Nicholas Ashton, researcher at Wallenberg Centre for Molecular and Translational Medicine at University of Gothenburg and MedTech West, is first author of an article titled “Increased plasma neurofilament light chain concentration correlates with severity of post-mortem neurofibrillary tangle pathology and neurodegeneration“ published in Acta Neuropathologica Communications. The published results show for the first time that axonal injury marker, Neurofilament light (NfL), in blood associates with the severity of Alzheimer’s disease (AD) pathology in the post-mortem brain.
In recent years, there has been an increasing emphasis on developing a blood biomarker to predict the clinical onset of Alzheimer’s disease (AD) or to identify the underlying pathophysiology at its earliest stage.
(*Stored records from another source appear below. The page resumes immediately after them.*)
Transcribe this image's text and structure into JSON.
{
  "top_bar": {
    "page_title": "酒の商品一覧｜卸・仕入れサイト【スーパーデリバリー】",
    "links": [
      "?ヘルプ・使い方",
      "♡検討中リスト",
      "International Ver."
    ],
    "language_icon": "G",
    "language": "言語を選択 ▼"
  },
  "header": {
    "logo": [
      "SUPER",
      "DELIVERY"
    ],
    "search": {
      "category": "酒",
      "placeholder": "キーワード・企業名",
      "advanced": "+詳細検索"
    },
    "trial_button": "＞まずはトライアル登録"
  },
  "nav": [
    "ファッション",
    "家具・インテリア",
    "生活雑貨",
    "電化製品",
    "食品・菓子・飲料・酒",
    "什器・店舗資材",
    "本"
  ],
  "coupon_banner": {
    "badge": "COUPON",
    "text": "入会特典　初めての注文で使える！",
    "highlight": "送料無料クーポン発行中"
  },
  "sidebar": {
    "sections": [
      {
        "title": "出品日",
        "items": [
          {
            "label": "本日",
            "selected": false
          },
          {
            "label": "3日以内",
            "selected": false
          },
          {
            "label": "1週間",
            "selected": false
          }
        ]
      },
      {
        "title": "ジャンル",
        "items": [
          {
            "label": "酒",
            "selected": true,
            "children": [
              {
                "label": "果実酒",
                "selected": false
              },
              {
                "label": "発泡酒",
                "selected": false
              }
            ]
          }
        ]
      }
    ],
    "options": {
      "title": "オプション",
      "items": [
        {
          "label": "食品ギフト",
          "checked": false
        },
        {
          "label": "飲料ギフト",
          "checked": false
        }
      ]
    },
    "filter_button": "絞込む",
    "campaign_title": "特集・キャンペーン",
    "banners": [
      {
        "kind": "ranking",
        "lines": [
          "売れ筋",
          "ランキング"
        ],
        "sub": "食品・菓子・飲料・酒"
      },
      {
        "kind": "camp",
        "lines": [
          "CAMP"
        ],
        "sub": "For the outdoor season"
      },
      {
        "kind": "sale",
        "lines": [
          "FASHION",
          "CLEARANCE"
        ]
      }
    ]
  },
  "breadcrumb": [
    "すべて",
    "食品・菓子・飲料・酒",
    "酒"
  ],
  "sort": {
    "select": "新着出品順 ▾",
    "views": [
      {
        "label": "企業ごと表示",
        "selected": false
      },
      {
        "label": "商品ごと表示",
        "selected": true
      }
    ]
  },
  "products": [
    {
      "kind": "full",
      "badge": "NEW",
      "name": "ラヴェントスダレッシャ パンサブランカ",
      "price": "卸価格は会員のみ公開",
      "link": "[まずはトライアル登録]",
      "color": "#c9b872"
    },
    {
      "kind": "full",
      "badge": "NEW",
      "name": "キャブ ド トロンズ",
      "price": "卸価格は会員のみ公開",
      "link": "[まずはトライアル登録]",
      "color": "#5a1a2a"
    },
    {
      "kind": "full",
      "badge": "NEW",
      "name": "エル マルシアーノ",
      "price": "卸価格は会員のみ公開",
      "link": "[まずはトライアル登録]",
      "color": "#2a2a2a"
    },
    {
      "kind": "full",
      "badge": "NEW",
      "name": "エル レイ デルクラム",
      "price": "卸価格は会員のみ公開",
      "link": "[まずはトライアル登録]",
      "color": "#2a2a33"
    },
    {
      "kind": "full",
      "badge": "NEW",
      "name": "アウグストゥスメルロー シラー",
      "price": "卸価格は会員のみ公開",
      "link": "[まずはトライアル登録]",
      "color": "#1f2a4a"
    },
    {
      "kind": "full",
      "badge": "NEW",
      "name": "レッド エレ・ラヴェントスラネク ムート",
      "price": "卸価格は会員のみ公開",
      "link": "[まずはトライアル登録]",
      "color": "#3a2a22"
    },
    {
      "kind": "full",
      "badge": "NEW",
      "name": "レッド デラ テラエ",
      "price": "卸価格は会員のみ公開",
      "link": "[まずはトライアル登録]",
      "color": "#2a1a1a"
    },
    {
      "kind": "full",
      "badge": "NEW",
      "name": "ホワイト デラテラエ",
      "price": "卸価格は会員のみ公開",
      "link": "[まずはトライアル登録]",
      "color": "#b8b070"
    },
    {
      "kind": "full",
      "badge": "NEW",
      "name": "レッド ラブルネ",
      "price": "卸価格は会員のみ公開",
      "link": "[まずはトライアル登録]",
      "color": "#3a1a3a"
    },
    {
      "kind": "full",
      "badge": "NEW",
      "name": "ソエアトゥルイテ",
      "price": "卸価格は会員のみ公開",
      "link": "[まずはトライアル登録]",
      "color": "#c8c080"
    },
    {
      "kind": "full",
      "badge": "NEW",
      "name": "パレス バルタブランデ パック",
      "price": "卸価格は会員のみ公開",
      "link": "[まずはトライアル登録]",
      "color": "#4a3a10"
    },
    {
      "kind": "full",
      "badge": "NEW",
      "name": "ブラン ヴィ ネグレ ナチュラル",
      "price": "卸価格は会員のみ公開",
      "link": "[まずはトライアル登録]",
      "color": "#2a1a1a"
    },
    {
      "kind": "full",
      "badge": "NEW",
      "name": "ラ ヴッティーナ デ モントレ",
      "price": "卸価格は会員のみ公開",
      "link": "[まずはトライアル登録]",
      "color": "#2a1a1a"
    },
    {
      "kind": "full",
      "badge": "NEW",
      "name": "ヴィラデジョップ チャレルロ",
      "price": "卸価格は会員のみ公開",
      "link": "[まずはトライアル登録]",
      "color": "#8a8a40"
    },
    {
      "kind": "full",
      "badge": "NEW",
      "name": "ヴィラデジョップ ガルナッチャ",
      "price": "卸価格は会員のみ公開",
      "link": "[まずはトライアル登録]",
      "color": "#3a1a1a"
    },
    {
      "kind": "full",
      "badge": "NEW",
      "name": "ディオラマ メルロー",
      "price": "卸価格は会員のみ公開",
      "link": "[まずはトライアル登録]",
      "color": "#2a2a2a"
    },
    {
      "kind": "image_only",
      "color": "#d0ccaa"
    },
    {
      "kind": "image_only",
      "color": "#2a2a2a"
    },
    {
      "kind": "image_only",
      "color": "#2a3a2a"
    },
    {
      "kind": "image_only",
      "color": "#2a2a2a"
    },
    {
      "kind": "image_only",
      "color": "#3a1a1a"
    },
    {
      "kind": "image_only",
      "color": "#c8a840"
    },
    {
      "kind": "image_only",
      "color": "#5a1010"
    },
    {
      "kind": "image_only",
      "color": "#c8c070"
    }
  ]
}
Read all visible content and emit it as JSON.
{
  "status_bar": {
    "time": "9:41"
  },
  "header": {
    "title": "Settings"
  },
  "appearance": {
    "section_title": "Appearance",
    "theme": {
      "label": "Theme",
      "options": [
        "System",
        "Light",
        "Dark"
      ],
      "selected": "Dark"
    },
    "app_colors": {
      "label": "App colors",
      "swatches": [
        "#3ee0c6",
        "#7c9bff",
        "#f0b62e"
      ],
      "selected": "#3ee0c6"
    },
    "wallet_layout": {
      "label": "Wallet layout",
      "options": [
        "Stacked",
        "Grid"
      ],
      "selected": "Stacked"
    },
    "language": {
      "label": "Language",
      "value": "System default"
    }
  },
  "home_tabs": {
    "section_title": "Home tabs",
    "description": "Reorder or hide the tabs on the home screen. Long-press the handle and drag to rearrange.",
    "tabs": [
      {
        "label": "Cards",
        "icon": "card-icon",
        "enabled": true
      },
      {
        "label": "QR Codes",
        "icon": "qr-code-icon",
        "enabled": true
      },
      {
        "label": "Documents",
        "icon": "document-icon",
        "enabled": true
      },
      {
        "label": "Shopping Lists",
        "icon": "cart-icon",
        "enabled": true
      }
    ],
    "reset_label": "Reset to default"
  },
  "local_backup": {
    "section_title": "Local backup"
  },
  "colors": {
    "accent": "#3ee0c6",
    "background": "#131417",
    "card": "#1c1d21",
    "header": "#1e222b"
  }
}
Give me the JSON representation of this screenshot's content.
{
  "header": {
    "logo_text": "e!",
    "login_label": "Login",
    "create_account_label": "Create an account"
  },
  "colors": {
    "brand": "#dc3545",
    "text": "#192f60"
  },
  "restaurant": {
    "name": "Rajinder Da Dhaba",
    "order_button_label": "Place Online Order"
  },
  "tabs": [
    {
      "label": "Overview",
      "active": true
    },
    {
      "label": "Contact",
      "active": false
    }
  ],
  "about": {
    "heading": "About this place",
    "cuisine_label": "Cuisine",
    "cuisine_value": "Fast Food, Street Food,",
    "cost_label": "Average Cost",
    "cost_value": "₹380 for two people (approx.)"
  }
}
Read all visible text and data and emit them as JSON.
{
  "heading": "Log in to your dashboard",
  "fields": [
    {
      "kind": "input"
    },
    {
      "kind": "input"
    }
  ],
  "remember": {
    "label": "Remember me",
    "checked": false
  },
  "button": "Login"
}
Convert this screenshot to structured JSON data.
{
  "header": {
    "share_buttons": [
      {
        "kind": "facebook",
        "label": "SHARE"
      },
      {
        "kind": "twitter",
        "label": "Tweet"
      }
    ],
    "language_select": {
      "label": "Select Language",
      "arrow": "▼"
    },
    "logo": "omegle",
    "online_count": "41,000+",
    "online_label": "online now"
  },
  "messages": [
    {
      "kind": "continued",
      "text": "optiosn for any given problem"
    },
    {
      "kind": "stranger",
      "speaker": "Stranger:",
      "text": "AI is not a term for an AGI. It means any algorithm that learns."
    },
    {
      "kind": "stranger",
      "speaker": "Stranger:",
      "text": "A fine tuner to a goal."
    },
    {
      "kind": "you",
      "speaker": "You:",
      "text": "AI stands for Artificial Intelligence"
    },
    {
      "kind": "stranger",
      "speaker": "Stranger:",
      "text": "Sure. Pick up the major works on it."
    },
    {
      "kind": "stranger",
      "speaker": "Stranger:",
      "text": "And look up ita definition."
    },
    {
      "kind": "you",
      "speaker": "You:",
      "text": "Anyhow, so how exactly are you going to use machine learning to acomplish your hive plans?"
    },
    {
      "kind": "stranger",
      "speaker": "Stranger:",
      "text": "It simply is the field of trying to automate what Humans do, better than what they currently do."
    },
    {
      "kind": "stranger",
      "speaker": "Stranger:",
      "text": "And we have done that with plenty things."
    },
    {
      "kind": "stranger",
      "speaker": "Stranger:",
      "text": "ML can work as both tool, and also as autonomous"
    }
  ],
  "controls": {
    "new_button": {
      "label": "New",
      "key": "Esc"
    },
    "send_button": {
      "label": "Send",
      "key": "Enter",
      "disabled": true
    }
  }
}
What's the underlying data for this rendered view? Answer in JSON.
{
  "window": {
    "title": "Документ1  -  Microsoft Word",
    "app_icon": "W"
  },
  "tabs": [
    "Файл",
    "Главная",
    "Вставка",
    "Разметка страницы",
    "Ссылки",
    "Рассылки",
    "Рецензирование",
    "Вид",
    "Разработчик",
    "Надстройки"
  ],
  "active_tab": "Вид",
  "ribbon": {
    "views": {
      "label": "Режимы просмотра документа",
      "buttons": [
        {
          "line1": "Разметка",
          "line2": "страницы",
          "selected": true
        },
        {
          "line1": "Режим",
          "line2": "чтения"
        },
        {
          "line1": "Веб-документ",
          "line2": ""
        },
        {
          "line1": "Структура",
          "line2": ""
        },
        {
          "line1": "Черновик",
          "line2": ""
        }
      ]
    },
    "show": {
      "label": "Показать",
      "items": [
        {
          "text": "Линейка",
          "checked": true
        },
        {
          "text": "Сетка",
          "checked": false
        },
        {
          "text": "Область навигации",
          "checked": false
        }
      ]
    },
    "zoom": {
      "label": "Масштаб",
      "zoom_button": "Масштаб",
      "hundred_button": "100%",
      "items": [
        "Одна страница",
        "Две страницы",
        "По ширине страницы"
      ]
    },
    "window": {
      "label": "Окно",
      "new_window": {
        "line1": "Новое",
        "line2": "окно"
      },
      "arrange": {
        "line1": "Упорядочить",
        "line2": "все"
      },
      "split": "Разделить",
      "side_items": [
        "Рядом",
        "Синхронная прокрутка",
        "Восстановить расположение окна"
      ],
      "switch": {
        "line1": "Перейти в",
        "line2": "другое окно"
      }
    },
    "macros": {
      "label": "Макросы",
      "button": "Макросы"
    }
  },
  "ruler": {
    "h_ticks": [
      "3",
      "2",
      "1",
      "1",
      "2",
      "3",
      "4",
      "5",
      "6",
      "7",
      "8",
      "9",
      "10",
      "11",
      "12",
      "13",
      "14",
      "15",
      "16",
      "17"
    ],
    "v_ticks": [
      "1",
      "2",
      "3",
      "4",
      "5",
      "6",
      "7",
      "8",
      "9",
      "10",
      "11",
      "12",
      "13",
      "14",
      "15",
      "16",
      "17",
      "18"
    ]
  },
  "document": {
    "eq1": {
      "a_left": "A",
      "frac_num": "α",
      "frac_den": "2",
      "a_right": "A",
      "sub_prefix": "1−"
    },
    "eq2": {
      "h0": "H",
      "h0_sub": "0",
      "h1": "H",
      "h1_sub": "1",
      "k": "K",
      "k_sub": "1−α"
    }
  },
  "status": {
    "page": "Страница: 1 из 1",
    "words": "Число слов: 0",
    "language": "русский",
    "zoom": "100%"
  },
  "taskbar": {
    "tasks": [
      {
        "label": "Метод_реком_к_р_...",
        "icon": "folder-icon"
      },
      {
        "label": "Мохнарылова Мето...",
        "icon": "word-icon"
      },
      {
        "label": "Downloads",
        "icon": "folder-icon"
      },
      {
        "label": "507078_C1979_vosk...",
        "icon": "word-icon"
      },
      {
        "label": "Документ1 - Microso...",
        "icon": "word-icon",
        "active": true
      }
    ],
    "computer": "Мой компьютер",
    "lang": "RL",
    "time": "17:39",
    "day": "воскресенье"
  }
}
A blood-based measure has substantial practical and economic advantages over the imaging and cerebrospinal fluid (CSF) biomarkers that are now form the diagnostic research criteria for AD. A blood-based marker could complement CSF and molecular imaging biomarkers as a simplified initial triage step in a multi-stage assessment for early diagnosis, secondary prevention trial participant selection or monitoring of response to intervention over time.
Neurofilament light chain (NfL), a marker of axonal degeneration, is robustly elevated in the blood of many neurological and neurodegenerative conditions, including AD. A strong relationship with cerebrospinal fluid (CSF) NfL suggests that these biomarker modalities reflect the same pathological process. Yet, the connection between blood NfL and brain tissue pathology has not been directly compared. In this study, longitudinal plasma NfL from cognitively healthy controls and AD participants were quantified by an ultra-sensitive immunoassay platform. On reaching post-mortem, it was shown that plasma NfL concentrations (8 years prior to post-mortem) were associated with more severe AD pathology. Immunohistochemical evaluation of NfL in the medial temporal gyrus (MTG) demonstrated an inverse relationship between plasma NfL and brain NfL . For the first time, the researchers demonstrate that plasma NfL associates with the severity of AD pathology and neurodegeneration in the post-mortem brain.
Other authors are Antoine Leuzy, Yau Mun Lim, Claire Troakes, Tibor Hortobágyi, Kina Höglund, Dag Aarsland, Simon Lovestone, Michael Schöll, Kaj Blennow, Henrik Zetterberg and Abdul Hye.